● **Activity**:
Exactly repeat all the records below, omitting the images they hold.
------------------------------------
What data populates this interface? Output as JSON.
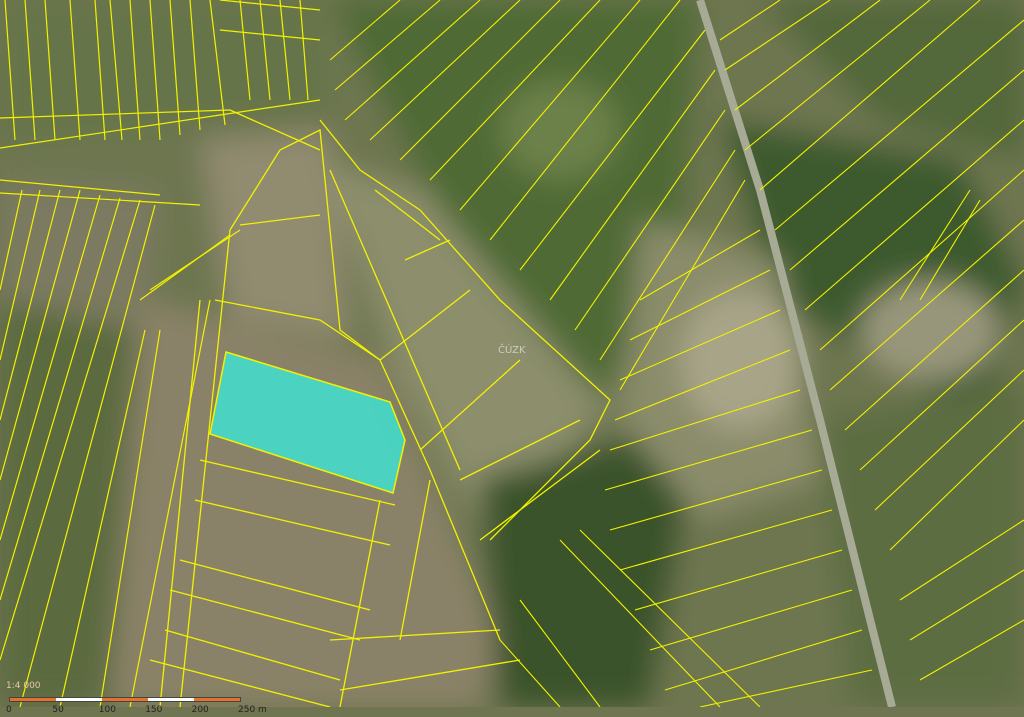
{
  "map": {
    "type": "cadastral-orthophoto",
    "colors": {
      "parcel_line": "#f2f200",
      "highlight_fill": "#40e0d0",
      "road": "#a7aa95",
      "field_light": "#8e8a6f",
      "forest_dark": "#3f5a2e"
    },
    "highlighted_parcel": "selected-parcel"
  },
  "scale": {
    "ratio": "1:4 000",
    "labels": [
      "0",
      "50",
      "100",
      "150",
      "200",
      "250 m"
    ],
    "segment_colors": [
      "#e3722b",
      "#ffffff",
      "#e3722b",
      "#ffffff",
      "#e3722b"
    ]
  },
  "watermark": "ČÚZK"
}
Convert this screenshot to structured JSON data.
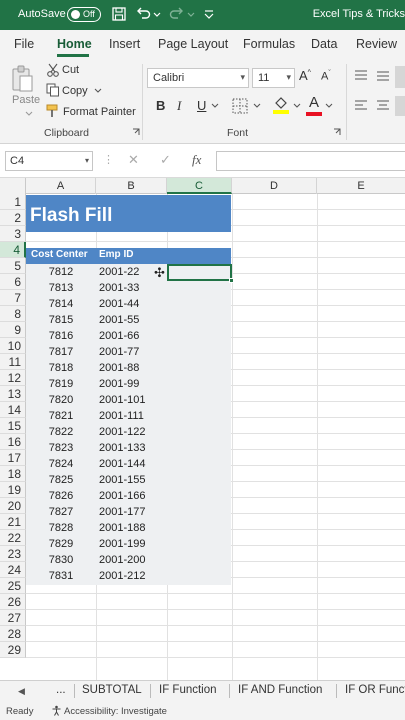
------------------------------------
● **Problem solution**:
What data populates this interface? Output as JSON.
{
  "map": {
    "type": "cadastral-orthophoto",
    "colors": {
      "parcel_line": "#f2f200",
      "highlight_fill": "#40e0d0",
      "road": "#a7aa95",
      "field_light": "#8e8a6f",
      "forest_dark": "#3f5a2e"
    },
    "highlighted_parcel": "selected-parcel"
  },
  "scale": {
    "ratio": "1:4 000",
    "labels": [
      "0",
      "50",
      "100",
      "150",
      "200",
      "250 m"
    ],
    "segment_colors": [
      "#e3722b",
      "#ffffff",
      "#e3722b",
      "#ffffff",
      "#e3722b"
    ]
  },
  "watermark": "ČÚZK"
}
Convert this screenshot to structured JSON data.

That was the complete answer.